[Start of section]

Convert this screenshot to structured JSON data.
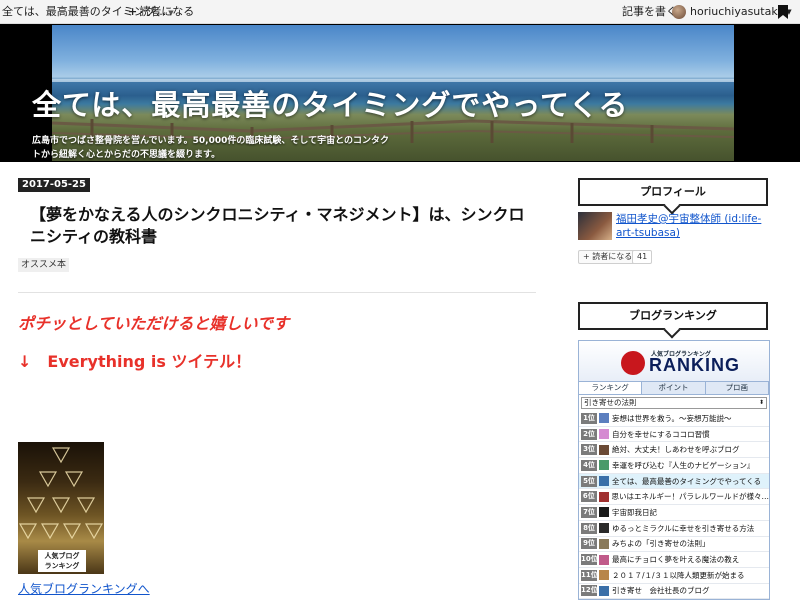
{
  "topbar": {
    "blog_title": "全ては、最高最善のタイミング...",
    "subscribe_label": "読者になる",
    "write_label": "記事を書く",
    "username": "horiuchiyasutaka"
  },
  "header": {
    "title": "全ては、最高最善のタイミングでやってくる",
    "description": "広島市でつばさ整骨院を営んでいます。50,000件の臨床試験、そして宇宙とのコンタクトから紐解く心とからだの不思議を綴ります。"
  },
  "entry": {
    "date": "2017-05-25",
    "title": "【夢をかなえる人のシンクロニシティ・マネジメント】は、シンクロニシティの教科書",
    "category": "オススメ本",
    "red_line_1": "ポチッとしていただけると嬉しいです",
    "arrow": "↓",
    "red_line_2": "Everything is ツイテル！",
    "banner_badge": "人気ブログ\nランキング",
    "ranking_link": "人気ブログランキングへ"
  },
  "sidebar": {
    "profile_heading": "プロフィール",
    "profile_name": "福田孝史@宇宙整体師 (id:life-art-tsubasa)",
    "reader_button": "+ 読者になる",
    "reader_count": "41",
    "ranking_heading": "ブログランキング",
    "ranking": {
      "logo_small": "人気ブログランキング",
      "logo_big": "RANKING",
      "tabs": [
        "ランキング",
        "ポイント",
        "プロ画"
      ],
      "select_value": "引き寄せの法則",
      "rows": [
        {
          "rank": "1位",
          "title": "妄想は世界を救う。～妄想万能説～",
          "color": "#5c7fbf"
        },
        {
          "rank": "2位",
          "title": "自分を幸せにするココロ習慣",
          "color": "#d58bd1"
        },
        {
          "rank": "3位",
          "title": "絶対、大丈夫！しあわせを呼ぶブログ",
          "color": "#6b4a36"
        },
        {
          "rank": "4位",
          "title": "幸運を呼び込む『人生のナビゲーション』",
          "color": "#4a9a6a"
        },
        {
          "rank": "5位",
          "title": "全ては、最高最善のタイミングでやってくる",
          "color": "#3a6fa8"
        },
        {
          "rank": "6位",
          "title": "思いはエネルギー！パラレルワールドが様々…",
          "color": "#a03030"
        },
        {
          "rank": "7位",
          "title": "宇宙即我日記",
          "color": "#1a1a1a"
        },
        {
          "rank": "8位",
          "title": "ゆるっとミラクルに幸せを引き寄せる方法",
          "color": "#2a2a2a"
        },
        {
          "rank": "9位",
          "title": "みちよの「引き寄せの法則」",
          "color": "#8a7a5a"
        },
        {
          "rank": "10位",
          "title": "最高にチョロく夢を叶える魔法の教え",
          "color": "#c05a8a"
        },
        {
          "rank": "11位",
          "title": "２０１７/１/３１以降人類更新が始まる",
          "color": "#b8864a"
        },
        {
          "rank": "12位",
          "title": "引き寄せ　会社社長のブログ",
          "color": "#3a6fa8"
        }
      ],
      "highlight_index": 4
    }
  }
}
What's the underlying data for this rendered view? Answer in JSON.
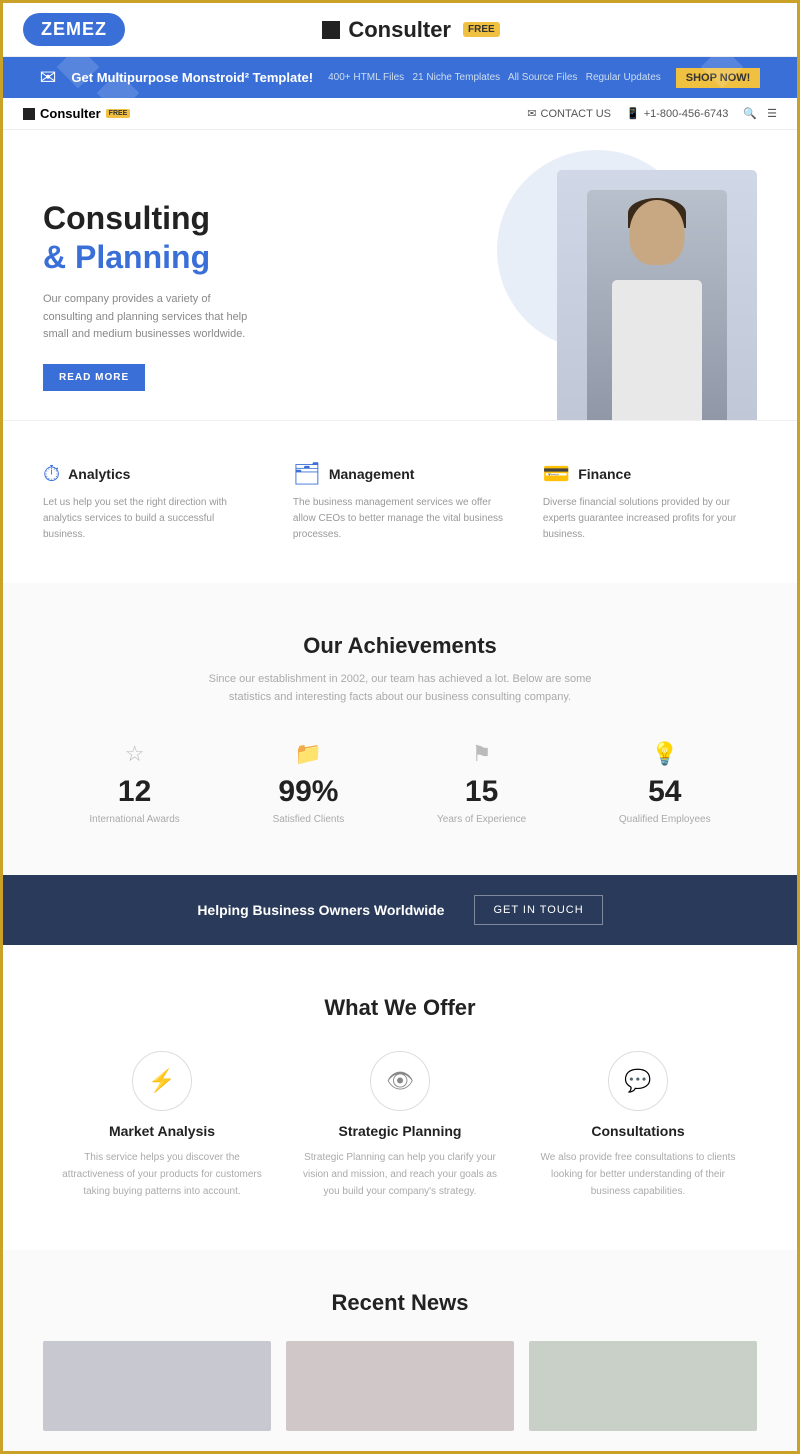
{
  "frame": {
    "outer_border_color": "#c9a227"
  },
  "top_bar": {
    "zemez_label": "ZEMEZ",
    "consulter_label": "Consulter",
    "free_badge": "FREE"
  },
  "promo_banner": {
    "text": "Get Multipurpose Monstroid² Template!",
    "sub_items": [
      "400+ HTML Files",
      "21 Niche Templates",
      "All Source Files",
      "Regular Updates"
    ],
    "button_label": "SHOP NOW!"
  },
  "nav": {
    "logo_label": "Consulter",
    "free_badge": "FREE",
    "contact_label": "CONTACT US",
    "phone_label": "+1-800-456-6743"
  },
  "hero": {
    "title_line1": "Consulting",
    "title_line2": "& Planning",
    "description": "Our company provides a variety of consulting and planning services that help small and medium businesses worldwide.",
    "button_label": "READ MORE"
  },
  "features": [
    {
      "icon": "⏱",
      "name": "Analytics",
      "desc": "Let us help you set the right direction with analytics services to build a successful business."
    },
    {
      "icon": "🗂",
      "name": "Management",
      "desc": "The business management services we offer allow CEOs to better manage the vital business processes."
    },
    {
      "icon": "💳",
      "name": "Finance",
      "desc": "Diverse financial solutions provided by our experts guarantee increased profits for your business."
    }
  ],
  "achievements": {
    "section_title": "Our Achievements",
    "section_subtitle": "Since our establishment in 2002, our team has achieved a lot. Below are some statistics and interesting facts about our business consulting company.",
    "stats": [
      {
        "icon": "☆",
        "number": "12",
        "label": "International Awards"
      },
      {
        "icon": "📁",
        "number": "99%",
        "label": "Satisfied Clients"
      },
      {
        "icon": "⚑",
        "number": "15",
        "label": "Years of Experience"
      },
      {
        "icon": "💡",
        "number": "54",
        "label": "Qualified Employees"
      }
    ]
  },
  "cta": {
    "text": "Helping Business Owners Worldwide",
    "button_label": "GET IN TOUCH"
  },
  "what_offer": {
    "section_title": "What We Offer",
    "items": [
      {
        "icon": "⚡",
        "name": "Market Analysis",
        "desc": "This service helps you discover the attractiveness of your products for customers taking buying patterns into account."
      },
      {
        "icon": "👁",
        "name": "Strategic Planning",
        "desc": "Strategic Planning can help you clarify your vision and mission, and reach your goals as you build your company's strategy."
      },
      {
        "icon": "💬",
        "name": "Consultations",
        "desc": "We also provide free consultations to clients looking for better understanding of their business capabilities."
      }
    ]
  },
  "recent_news": {
    "section_title": "Recent News"
  }
}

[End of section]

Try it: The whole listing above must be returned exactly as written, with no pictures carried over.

Response area:
Convert this screenshot to structured JSON data.
{
  "topbar": {
    "blog_title": "全ては、最高最善のタイミング...",
    "subscribe_label": "読者になる",
    "write_label": "記事を書く",
    "username": "horiuchiyasutaka"
  },
  "header": {
    "title": "全ては、最高最善のタイミングでやってくる",
    "description": "広島市でつばさ整骨院を営んでいます。50,000件の臨床試験、そして宇宙とのコンタクトから紐解く心とからだの不思議を綴ります。"
  },
  "entry": {
    "date": "2017-05-25",
    "title": "【夢をかなえる人のシンクロニシティ・マネジメント】は、シンクロニシティの教科書",
    "category": "オススメ本",
    "red_line_1": "ポチッとしていただけると嬉しいです",
    "arrow": "↓",
    "red_line_2": "Everything is ツイテル！",
    "banner_badge": "人気ブログ\nランキング",
    "ranking_link": "人気ブログランキングへ"
  },
  "sidebar": {
    "profile_heading": "プロフィール",
    "profile_name": "福田孝史@宇宙整体師 (id:life-art-tsubasa)",
    "reader_button": "+ 読者になる",
    "reader_count": "41",
    "ranking_heading": "ブログランキング",
    "ranking": {
      "logo_small": "人気ブログランキング",
      "logo_big": "RANKING",
      "tabs": [
        "ランキング",
        "ポイント",
        "プロ画"
      ],
      "select_value": "引き寄せの法則",
      "rows": [
        {
          "rank": "1位",
          "title": "妄想は世界を救う。～妄想万能説～",
          "color": "#5c7fbf"
        },
        {
          "rank": "2位",
          "title": "自分を幸せにするココロ習慣",
          "color": "#d58bd1"
        },
        {
          "rank": "3位",
          "title": "絶対、大丈夫！しあわせを呼ぶブログ",
          "color": "#6b4a36"
        },
        {
          "rank": "4位",
          "title": "幸運を呼び込む『人生のナビゲーション』",
          "color": "#4a9a6a"
        },
        {
          "rank": "5位",
          "title": "全ては、最高最善のタイミングでやってくる",
          "color": "#3a6fa8"
        },
        {
          "rank": "6位",
          "title": "思いはエネルギー！パラレルワールドが様々…",
          "color": "#a03030"
        },
        {
          "rank": "7位",
          "title": "宇宙即我日記",
          "color": "#1a1a1a"
        },
        {
          "rank": "8位",
          "title": "ゆるっとミラクルに幸せを引き寄せる方法",
          "color": "#2a2a2a"
        },
        {
          "rank": "9位",
          "title": "みちよの「引き寄せの法則」",
          "color": "#8a7a5a"
        },
        {
          "rank": "10位",
          "title": "最高にチョロく夢を叶える魔法の教え",
          "color": "#c05a8a"
        },
        {
          "rank": "11位",
          "title": "２０１７/１/３１以降人類更新が始まる",
          "color": "#b8864a"
        },
        {
          "rank": "12位",
          "title": "引き寄せ　会社社長のブログ",
          "color": "#3a6fa8"
        }
      ],
      "highlight_index": 4
    }
  }
}
What's the underlying data for this rendered view? Answer in JSON.
{
  "frame": {
    "outer_border_color": "#c9a227"
  },
  "top_bar": {
    "zemez_label": "ZEMEZ",
    "consulter_label": "Consulter",
    "free_badge": "FREE"
  },
  "promo_banner": {
    "text": "Get Multipurpose Monstroid² Template!",
    "sub_items": [
      "400+ HTML Files",
      "21 Niche Templates",
      "All Source Files",
      "Regular Updates"
    ],
    "button_label": "SHOP NOW!"
  },
  "nav": {
    "logo_label": "Consulter",
    "free_badge": "FREE",
    "contact_label": "CONTACT US",
    "phone_label": "+1-800-456-6743"
  },
  "hero": {
    "title_line1": "Consulting",
    "title_line2": "& Planning",
    "description": "Our company provides a variety of consulting and planning services that help small and medium businesses worldwide.",
    "button_label": "READ MORE"
  },
  "features": [
    {
      "icon": "⏱",
      "name": "Analytics",
      "desc": "Let us help you set the right direction with analytics services to build a successful business."
    },
    {
      "icon": "🗂",
      "name": "Management",
      "desc": "The business management services we offer allow CEOs to better manage the vital business processes."
    },
    {
      "icon": "💳",
      "name": "Finance",
      "desc": "Diverse financial solutions provided by our experts guarantee increased profits for your business."
    }
  ],
  "achievements": {
    "section_title": "Our Achievements",
    "section_subtitle": "Since our establishment in 2002, our team has achieved a lot. Below are some statistics and interesting facts about our business consulting company.",
    "stats": [
      {
        "icon": "☆",
        "number": "12",
        "label": "International Awards"
      },
      {
        "icon": "📁",
        "number": "99%",
        "label": "Satisfied Clients"
      },
      {
        "icon": "⚑",
        "number": "15",
        "label": "Years of Experience"
      },
      {
        "icon": "💡",
        "number": "54",
        "label": "Qualified Employees"
      }
    ]
  },
  "cta": {
    "text": "Helping Business Owners Worldwide",
    "button_label": "GET IN TOUCH"
  },
  "what_offer": {
    "section_title": "What We Offer",
    "items": [
      {
        "icon": "⚡",
        "name": "Market Analysis",
        "desc": "This service helps you discover the attractiveness of your products for customers taking buying patterns into account."
      },
      {
        "icon": "👁",
        "name": "Strategic Planning",
        "desc": "Strategic Planning can help you clarify your vision and mission, and reach your goals as you build your company's strategy."
      },
      {
        "icon": "💬",
        "name": "Consultations",
        "desc": "We also provide free consultations to clients looking for better understanding of their business capabilities."
      }
    ]
  },
  "recent_news": {
    "section_title": "Recent News"
  }
}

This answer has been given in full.